-- THE DATA follows --

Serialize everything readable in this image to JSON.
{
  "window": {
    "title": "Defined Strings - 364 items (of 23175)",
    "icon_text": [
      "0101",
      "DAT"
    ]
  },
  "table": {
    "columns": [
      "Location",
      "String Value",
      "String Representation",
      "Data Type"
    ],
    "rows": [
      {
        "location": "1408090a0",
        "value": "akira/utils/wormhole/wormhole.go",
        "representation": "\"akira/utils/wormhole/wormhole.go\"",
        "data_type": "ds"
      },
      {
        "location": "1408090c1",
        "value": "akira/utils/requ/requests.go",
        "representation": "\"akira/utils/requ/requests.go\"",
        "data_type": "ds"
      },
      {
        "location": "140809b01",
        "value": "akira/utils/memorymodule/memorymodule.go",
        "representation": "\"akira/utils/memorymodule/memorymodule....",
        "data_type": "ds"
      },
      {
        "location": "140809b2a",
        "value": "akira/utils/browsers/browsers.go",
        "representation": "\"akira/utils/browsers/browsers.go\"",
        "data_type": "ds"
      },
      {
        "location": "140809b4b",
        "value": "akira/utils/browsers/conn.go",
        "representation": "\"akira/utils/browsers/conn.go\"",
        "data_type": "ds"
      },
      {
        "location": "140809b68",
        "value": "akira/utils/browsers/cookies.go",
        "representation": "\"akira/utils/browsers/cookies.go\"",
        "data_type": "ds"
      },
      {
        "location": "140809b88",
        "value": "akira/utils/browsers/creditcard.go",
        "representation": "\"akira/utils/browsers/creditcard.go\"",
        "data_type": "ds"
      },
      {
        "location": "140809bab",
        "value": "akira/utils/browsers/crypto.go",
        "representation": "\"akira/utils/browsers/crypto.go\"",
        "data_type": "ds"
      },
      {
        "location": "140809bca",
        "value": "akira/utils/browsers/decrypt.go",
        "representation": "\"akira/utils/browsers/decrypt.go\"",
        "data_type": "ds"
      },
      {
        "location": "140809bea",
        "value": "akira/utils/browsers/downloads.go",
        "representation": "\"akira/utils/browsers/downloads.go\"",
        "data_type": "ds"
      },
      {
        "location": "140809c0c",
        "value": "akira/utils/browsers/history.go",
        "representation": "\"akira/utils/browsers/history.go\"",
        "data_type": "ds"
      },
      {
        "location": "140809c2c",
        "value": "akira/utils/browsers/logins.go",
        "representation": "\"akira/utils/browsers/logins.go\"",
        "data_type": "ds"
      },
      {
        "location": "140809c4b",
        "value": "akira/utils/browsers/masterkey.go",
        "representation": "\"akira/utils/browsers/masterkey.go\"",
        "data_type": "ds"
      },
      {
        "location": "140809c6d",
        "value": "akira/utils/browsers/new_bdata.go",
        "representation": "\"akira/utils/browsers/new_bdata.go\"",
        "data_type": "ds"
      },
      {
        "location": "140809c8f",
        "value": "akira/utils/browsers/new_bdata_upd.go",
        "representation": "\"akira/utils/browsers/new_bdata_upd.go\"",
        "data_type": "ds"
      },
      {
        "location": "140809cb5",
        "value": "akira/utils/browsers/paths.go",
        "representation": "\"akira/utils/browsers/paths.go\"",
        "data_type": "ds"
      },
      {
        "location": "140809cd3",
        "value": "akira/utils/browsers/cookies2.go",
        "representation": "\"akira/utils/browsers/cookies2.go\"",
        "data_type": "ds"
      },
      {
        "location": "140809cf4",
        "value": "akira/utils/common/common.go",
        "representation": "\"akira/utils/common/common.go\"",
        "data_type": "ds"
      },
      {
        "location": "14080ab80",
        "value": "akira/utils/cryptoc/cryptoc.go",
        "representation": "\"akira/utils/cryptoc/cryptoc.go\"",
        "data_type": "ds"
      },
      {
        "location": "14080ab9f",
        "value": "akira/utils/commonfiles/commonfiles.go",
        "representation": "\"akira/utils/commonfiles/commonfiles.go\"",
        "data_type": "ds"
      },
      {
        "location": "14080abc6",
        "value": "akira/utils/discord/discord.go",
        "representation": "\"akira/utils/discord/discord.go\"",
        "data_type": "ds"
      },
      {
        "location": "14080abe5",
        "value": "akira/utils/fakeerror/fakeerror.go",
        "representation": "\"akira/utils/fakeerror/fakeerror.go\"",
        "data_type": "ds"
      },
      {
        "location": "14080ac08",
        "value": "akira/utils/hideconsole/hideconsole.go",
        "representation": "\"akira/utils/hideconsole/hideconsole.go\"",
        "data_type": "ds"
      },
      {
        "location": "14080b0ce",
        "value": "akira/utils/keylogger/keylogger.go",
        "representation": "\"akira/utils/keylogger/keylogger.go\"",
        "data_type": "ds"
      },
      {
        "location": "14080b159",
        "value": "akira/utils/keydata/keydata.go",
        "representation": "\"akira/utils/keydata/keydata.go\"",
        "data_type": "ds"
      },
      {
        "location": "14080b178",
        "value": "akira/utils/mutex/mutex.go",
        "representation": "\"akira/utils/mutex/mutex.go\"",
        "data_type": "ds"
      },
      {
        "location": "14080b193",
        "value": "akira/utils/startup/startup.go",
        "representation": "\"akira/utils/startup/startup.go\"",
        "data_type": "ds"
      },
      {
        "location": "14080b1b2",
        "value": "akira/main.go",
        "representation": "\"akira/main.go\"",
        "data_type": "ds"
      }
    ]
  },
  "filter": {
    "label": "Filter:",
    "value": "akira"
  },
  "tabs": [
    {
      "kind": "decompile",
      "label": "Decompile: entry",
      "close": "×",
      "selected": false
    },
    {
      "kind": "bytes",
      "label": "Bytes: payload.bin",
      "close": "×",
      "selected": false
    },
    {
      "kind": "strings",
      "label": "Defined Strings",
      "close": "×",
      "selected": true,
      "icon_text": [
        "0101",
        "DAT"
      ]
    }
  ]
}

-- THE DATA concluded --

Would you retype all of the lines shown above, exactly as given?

Serialize everything readable in this image to JSON.
{
  "window": {
    "title": "Defined Strings - 364 items (of 23175)",
    "icon_text": [
      "0101",
      "DAT"
    ]
  },
  "table": {
    "columns": [
      "Location",
      "String Value",
      "String Representation",
      "Data Type"
    ],
    "rows": [
      {
        "location": "1408090a0",
        "value": "akira/utils/wormhole/wormhole.go",
        "representation": "\"akira/utils/wormhole/wormhole.go\"",
        "data_type": "ds"
      },
      {
        "location": "1408090c1",
        "value": "akira/utils/requ/requests.go",
        "representation": "\"akira/utils/requ/requests.go\"",
        "data_type": "ds"
      },
      {
        "location": "140809b01",
        "value": "akira/utils/memorymodule/memorymodule.go",
        "representation": "\"akira/utils/memorymodule/memorymodule....",
        "data_type": "ds"
      },
      {
        "location": "140809b2a",
        "value": "akira/utils/browsers/browsers.go",
        "representation": "\"akira/utils/browsers/browsers.go\"",
        "data_type": "ds"
      },
      {
        "location": "140809b4b",
        "value": "akira/utils/browsers/conn.go",
        "representation": "\"akira/utils/browsers/conn.go\"",
        "data_type": "ds"
      },
      {
        "location": "140809b68",
        "value": "akira/utils/browsers/cookies.go",
        "representation": "\"akira/utils/browsers/cookies.go\"",
        "data_type": "ds"
      },
      {
        "location": "140809b88",
        "value": "akira/utils/browsers/creditcard.go",
        "representation": "\"akira/utils/browsers/creditcard.go\"",
        "data_type": "ds"
      },
      {
        "location": "140809bab",
        "value": "akira/utils/browsers/crypto.go",
        "representation": "\"akira/utils/browsers/crypto.go\"",
        "data_type": "ds"
      },
      {
        "location": "140809bca",
        "value": "akira/utils/browsers/decrypt.go",
        "representation": "\"akira/utils/browsers/decrypt.go\"",
        "data_type": "ds"
      },
      {
        "location": "140809bea",
        "value": "akira/utils/browsers/downloads.go",
        "representation": "\"akira/utils/browsers/downloads.go\"",
        "data_type": "ds"
      },
      {
        "location": "140809c0c",
        "value": "akira/utils/browsers/history.go",
        "representation": "\"akira/utils/browsers/history.go\"",
        "data_type": "ds"
      },
      {
        "location": "140809c2c",
        "value": "akira/utils/browsers/logins.go",
        "representation": "\"akira/utils/browsers/logins.go\"",
        "data_type": "ds"
      },
      {
        "location": "140809c4b",
        "value": "akira/utils/browsers/masterkey.go",
        "representation": "\"akira/utils/browsers/masterkey.go\"",
        "data_type": "ds"
      },
      {
        "location": "140809c6d",
        "value": "akira/utils/browsers/new_bdata.go",
        "representation": "\"akira/utils/browsers/new_bdata.go\"",
        "data_type": "ds"
      },
      {
        "location": "140809c8f",
        "value": "akira/utils/browsers/new_bdata_upd.go",
        "representation": "\"akira/utils/browsers/new_bdata_upd.go\"",
        "data_type": "ds"
      },
      {
        "location": "140809cb5",
        "value": "akira/utils/browsers/paths.go",
        "representation": "\"akira/utils/browsers/paths.go\"",
        "data_type": "ds"
      },
      {
        "location": "140809cd3",
        "value": "akira/utils/browsers/cookies2.go",
        "representation": "\"akira/utils/browsers/cookies2.go\"",
        "data_type": "ds"
      },
      {
        "location": "140809cf4",
        "value": "akira/utils/common/common.go",
        "representation": "\"akira/utils/common/common.go\"",
        "data_type": "ds"
      },
      {
        "location": "14080ab80",
        "value": "akira/utils/cryptoc/cryptoc.go",
        "representation": "\"akira/utils/cryptoc/cryptoc.go\"",
        "data_type": "ds"
      },
      {
        "location": "14080ab9f",
        "value": "akira/utils/commonfiles/commonfiles.go",
        "representation": "\"akira/utils/commonfiles/commonfiles.go\"",
        "data_type": "ds"
      },
      {
        "location": "14080abc6",
        "value": "akira/utils/discord/discord.go",
        "representation": "\"akira/utils/discord/discord.go\"",
        "data_type": "ds"
      },
      {
        "location": "14080abe5",
        "value": "akira/utils/fakeerror/fakeerror.go",
        "representation": "\"akira/utils/fakeerror/fakeerror.go\"",
        "data_type": "ds"
      },
      {
        "location": "14080ac08",
        "value": "akira/utils/hideconsole/hideconsole.go",
        "representation": "\"akira/utils/hideconsole/hideconsole.go\"",
        "data_type": "ds"
      },
      {
        "location": "14080b0ce",
        "value": "akira/utils/keylogger/keylogger.go",
        "representation": "\"akira/utils/keylogger/keylogger.go\"",
        "data_type": "ds"
      },
      {
        "location": "14080b159",
        "value": "akira/utils/keydata/keydata.go",
        "representation": "\"akira/utils/keydata/keydata.go\"",
        "data_type": "ds"
      },
      {
        "location": "14080b178",
        "value": "akira/utils/mutex/mutex.go",
        "representation": "\"akira/utils/mutex/mutex.go\"",
        "data_type": "ds"
      },
      {
        "location": "14080b193",
        "value": "akira/utils/startup/startup.go",
        "representation": "\"akira/utils/startup/startup.go\"",
        "data_type": "ds"
      },
      {
        "location": "14080b1b2",
        "value": "akira/main.go",
        "representation": "\"akira/main.go\"",
        "data_type": "ds"
      }
    ]
  },
  "filter": {
    "label": "Filter:",
    "value": "akira"
  },
  "tabs": [
    {
      "kind": "decompile",
      "label": "Decompile: entry",
      "close": "×",
      "selected": false
    },
    {
      "kind": "bytes",
      "label": "Bytes: payload.bin",
      "close": "×",
      "selected": false
    },
    {
      "kind": "strings",
      "label": "Defined Strings",
      "close": "×",
      "selected": true,
      "icon_text": [
        "0101",
        "DAT"
      ]
    }
  ]
}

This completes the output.